• **Exercise description**: From the first line to the last, copy the listing exactly and omit the pictures.

•••••

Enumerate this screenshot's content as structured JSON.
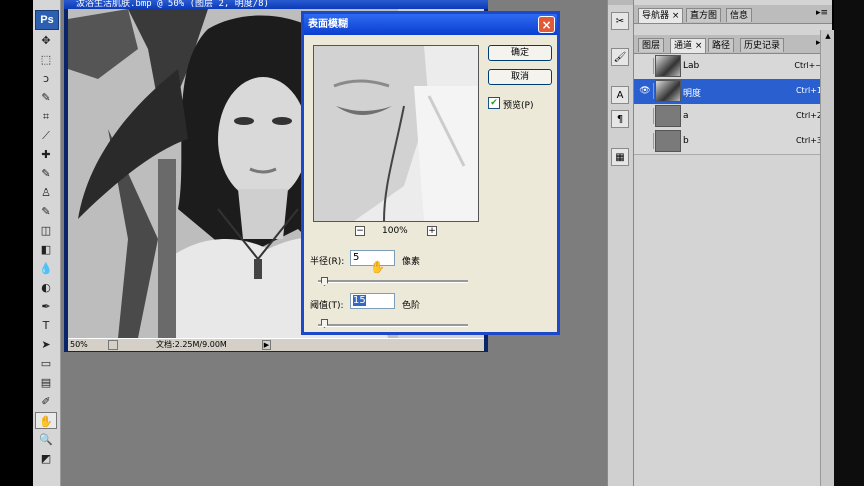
{
  "app": {
    "logo": "Ps"
  },
  "document": {
    "title": "沷浴生活肌肤.bmp @ 50% (图层 2, 明度/8)",
    "zoom": "50%",
    "doc_info": "文档:2.25M/9.00M"
  },
  "toolbox": {
    "tools": [
      "move-tool",
      "marquee-tool",
      "lasso-tool",
      "magic-wand-tool",
      "crop-tool",
      "slice-tool",
      "healing-brush-tool",
      "brush-tool",
      "clone-stamp-tool",
      "history-brush-tool",
      "eraser-tool",
      "gradient-tool",
      "blur-tool",
      "dodge-tool",
      "pen-tool",
      "type-tool",
      "path-selection-tool",
      "shape-tool",
      "notes-tool",
      "eyedropper-tool",
      "hand-tool",
      "zoom-tool",
      "color-swatch"
    ],
    "glyphs": [
      "✥",
      "⬚",
      "ↄ",
      "✎",
      "⌗",
      "⟋",
      "✚",
      "✎",
      "♙",
      "✎",
      "◫",
      "◧",
      "💧",
      "◐",
      "✒",
      "T",
      "➤",
      "▭",
      "▤",
      "✐",
      "✋",
      "🔍",
      "◩"
    ]
  },
  "dialog": {
    "title": "表面模糊",
    "ok_label": "确定",
    "cancel_label": "取消",
    "preview_label": "预览(P)",
    "preview_checked": true,
    "zoom_level": "100%",
    "zoom_out": "−",
    "zoom_in": "+",
    "radius_label": "半径(R):",
    "radius_value": "5",
    "radius_unit": "像素",
    "threshold_label": "阈值(T):",
    "threshold_value": "15",
    "threshold_unit": "色阶",
    "radius_slider": 0.02,
    "threshold_slider": 0.02
  },
  "panel_top": {
    "tabs": [
      "导航器",
      "直方图",
      "信息"
    ]
  },
  "panel_channels": {
    "tabs": [
      "图层",
      "通道",
      "路径",
      "历史记录"
    ],
    "active_tab": 1,
    "channels": [
      {
        "name": "Lab",
        "shortcut": "Ctrl+~",
        "visible": false,
        "selected": false
      },
      {
        "name": "明度",
        "shortcut": "Ctrl+1",
        "visible": true,
        "selected": true
      },
      {
        "name": "a",
        "shortcut": "Ctrl+2",
        "visible": false,
        "selected": false
      },
      {
        "name": "b",
        "shortcut": "Ctrl+3",
        "visible": false,
        "selected": false
      }
    ]
  },
  "dock": {
    "buttons": [
      "tool-presets-icon",
      "brushes-icon",
      "character-icon",
      "paragraph-icon",
      "layer-comps-icon"
    ],
    "glyphs": [
      "✂",
      "🖌",
      "A",
      "¶",
      "▦"
    ]
  },
  "colors": {
    "selection": "#2a5fcf",
    "titlebar": "#0b3fd0",
    "workspace": "#7d7d7d"
  }
}
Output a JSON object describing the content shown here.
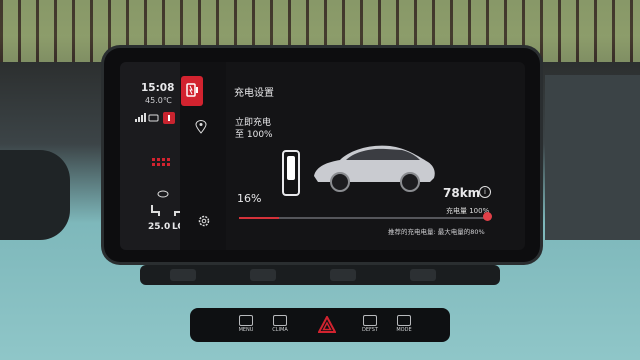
{
  "status": {
    "time": "15:08",
    "outside_temp": "45.0℃"
  },
  "climate": {
    "temp_left": "25.0",
    "temp_right": "LO"
  },
  "charging": {
    "title": "充电设置",
    "mode_line1": "立即充电",
    "mode_line2": "至 100%",
    "current_percent": "16%",
    "current_percent_value": 16,
    "range": "78km",
    "limit_label": "充电量 100%",
    "limit_value": 100,
    "recommendation": "推荐的充电电量: 最大电量的80%"
  },
  "console": {
    "menu_label": "MENU",
    "climate_label": "CLIMA",
    "defrost_label": "DEFST",
    "mode_label": "MODE"
  },
  "colors": {
    "accent": "#d2232f",
    "screen_bg": "#141416",
    "interior_teal": "#8fc6c8"
  }
}
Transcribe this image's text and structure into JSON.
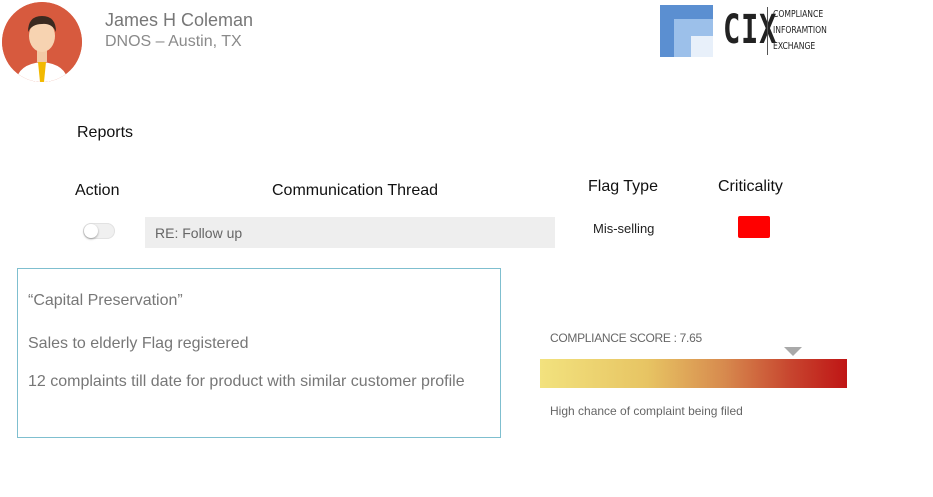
{
  "user": {
    "name": "James H Coleman",
    "location": "DNOS – Austin,  TX",
    "avatar_icon": "person-avatar-icon"
  },
  "logo": {
    "mark": "CIX",
    "lines": [
      "COMPLIANCE",
      "INFORAMTION",
      "EXCHANGE"
    ]
  },
  "reports": {
    "title": "Reports"
  },
  "table": {
    "headers": {
      "action": "Action",
      "thread": "Communication Thread",
      "flag_type": "Flag Type",
      "criticality": "Criticality"
    },
    "rows": [
      {
        "toggle_on": false,
        "thread": "RE: Follow up",
        "flag_type": "Mis-selling",
        "criticality_color": "#ff0000"
      }
    ]
  },
  "details": {
    "quote": "“Capital Preservation”",
    "line1": "Sales to elderly Flag registered",
    "line2": "12 complaints till date for product with similar customer profile"
  },
  "compliance": {
    "label": "COMPLIANCE SCORE  : 7.65",
    "note": "High chance of complaint being filed"
  }
}
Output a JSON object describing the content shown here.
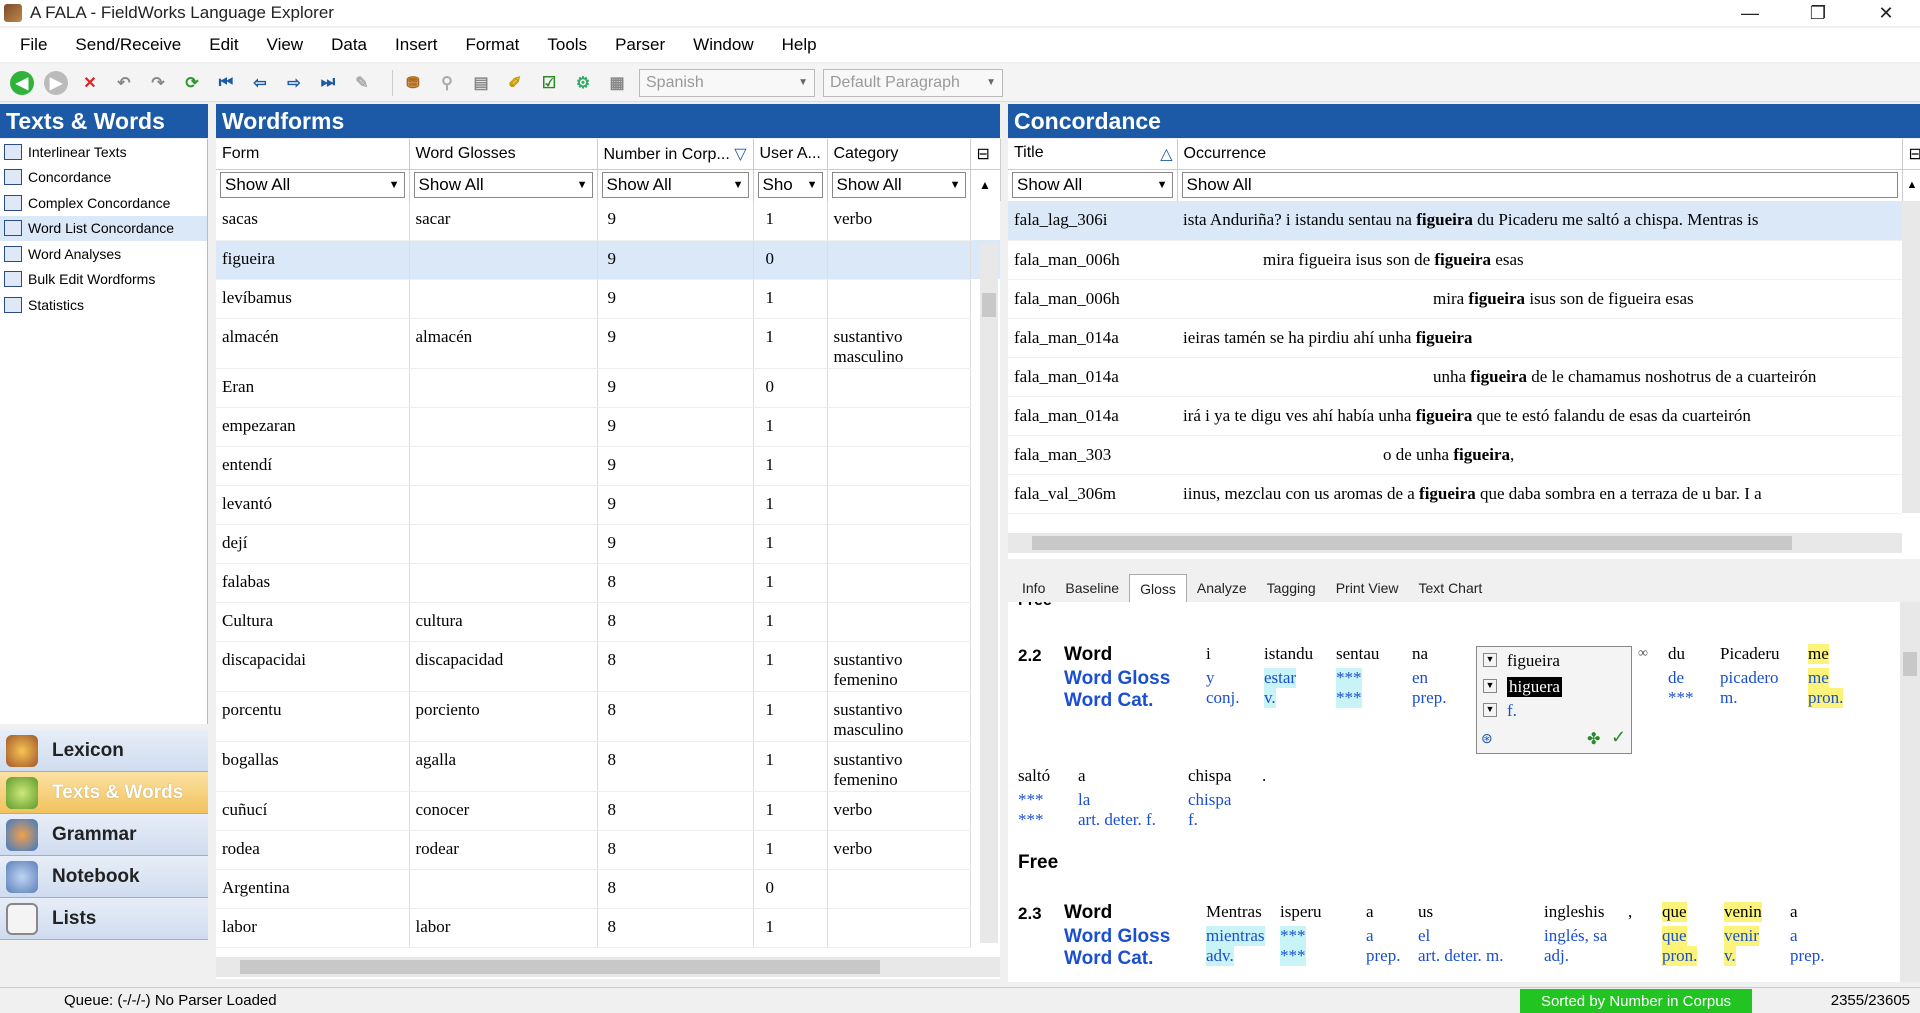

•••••

• **Answer space**:
Enumerate this screenshot's content as structured JSON.
{
  "app": {
    "logo": "Ps"
  },
  "document": {
    "title": "沷浴生活肌肤.bmp @ 50% (图层 2, 明度/8)",
    "zoom": "50%",
    "doc_info": "文档:2.25M/9.00M"
  },
  "toolbox": {
    "tools": [
      "move-tool",
      "marquee-tool",
      "lasso-tool",
      "magic-wand-tool",
      "crop-tool",
      "slice-tool",
      "healing-brush-tool",
      "brush-tool",
      "clone-stamp-tool",
      "history-brush-tool",
      "eraser-tool",
      "gradient-tool",
      "blur-tool",
      "dodge-tool",
      "pen-tool",
      "type-tool",
      "path-selection-tool",
      "shape-tool",
      "notes-tool",
      "eyedropper-tool",
      "hand-tool",
      "zoom-tool",
      "color-swatch"
    ],
    "glyphs": [
      "✥",
      "⬚",
      "ↄ",
      "✎",
      "⌗",
      "⟋",
      "✚",
      "✎",
      "♙",
      "✎",
      "◫",
      "◧",
      "💧",
      "◐",
      "✒",
      "T",
      "➤",
      "▭",
      "▤",
      "✐",
      "✋",
      "🔍",
      "◩"
    ]
  },
  "dialog": {
    "title": "表面模糊",
    "ok_label": "确定",
    "cancel_label": "取消",
    "preview_label": "预览(P)",
    "preview_checked": true,
    "zoom_level": "100%",
    "zoom_out": "−",
    "zoom_in": "+",
    "radius_label": "半径(R):",
    "radius_value": "5",
    "radius_unit": "像素",
    "threshold_label": "阈值(T):",
    "threshold_value": "15",
    "threshold_unit": "色阶",
    "radius_slider": 0.02,
    "threshold_slider": 0.02
  },
  "panel_top": {
    "tabs": [
      "导航器",
      "直方图",
      "信息"
    ]
  },
  "panel_channels": {
    "tabs": [
      "图层",
      "通道",
      "路径",
      "历史记录"
    ],
    "active_tab": 1,
    "channels": [
      {
        "name": "Lab",
        "shortcut": "Ctrl+~",
        "visible": false,
        "selected": false
      },
      {
        "name": "明度",
        "shortcut": "Ctrl+1",
        "visible": true,
        "selected": true
      },
      {
        "name": "a",
        "shortcut": "Ctrl+2",
        "visible": false,
        "selected": false
      },
      {
        "name": "b",
        "shortcut": "Ctrl+3",
        "visible": false,
        "selected": false
      }
    ]
  },
  "dock": {
    "buttons": [
      "tool-presets-icon",
      "brushes-icon",
      "character-icon",
      "paragraph-icon",
      "layer-comps-icon"
    ],
    "glyphs": [
      "✂",
      "🖌",
      "A",
      "¶",
      "▦"
    ]
  },
  "colors": {
    "selection": "#2a5fcf",
    "titlebar": "#0b3fd0",
    "workspace": "#7d7d7d"
  }
}
Output a JSON object describing the content shown here.
{
  "status": {
    "time": "15:08",
    "outside_temp": "45.0℃"
  },
  "climate": {
    "temp_left": "25.0",
    "temp_right": "LO"
  },
  "charging": {
    "title": "充电设置",
    "mode_line1": "立即充电",
    "mode_line2": "至 100%",
    "current_percent": "16%",
    "current_percent_value": 16,
    "range": "78km",
    "limit_label": "充电量 100%",
    "limit_value": 100,
    "recommendation": "推荐的充电电量: 最大电量的80%"
  },
  "console": {
    "menu_label": "MENU",
    "climate_label": "CLIMA",
    "defrost_label": "DEFST",
    "mode_label": "MODE"
  },
  "colors": {
    "accent": "#d2232f",
    "screen_bg": "#141416",
    "interior_teal": "#8fc6c8"
  }
}
Transcribe this image's text and structure into JSON.
{
  "user": {
    "name": "James H Coleman",
    "location": "DNOS – Austin,  TX",
    "avatar_icon": "person-avatar-icon"
  },
  "logo": {
    "mark": "CIX",
    "lines": [
      "COMPLIANCE",
      "INFORAMTION",
      "EXCHANGE"
    ]
  },
  "reports": {
    "title": "Reports"
  },
  "table": {
    "headers": {
      "action": "Action",
      "thread": "Communication Thread",
      "flag_type": "Flag Type",
      "criticality": "Criticality"
    },
    "rows": [
      {
        "toggle_on": false,
        "thread": "RE: Follow up",
        "flag_type": "Mis-selling",
        "criticality_color": "#ff0000"
      }
    ]
  },
  "details": {
    "quote": "“Capital Preservation”",
    "line1": "Sales to elderly Flag registered",
    "line2": "12 complaints till date for product with similar customer profile"
  },
  "compliance": {
    "label": "COMPLIANCE SCORE  : 7.65",
    "note": "High chance of complaint being filed"
  }
}
Output a JSON object describing the content shown here.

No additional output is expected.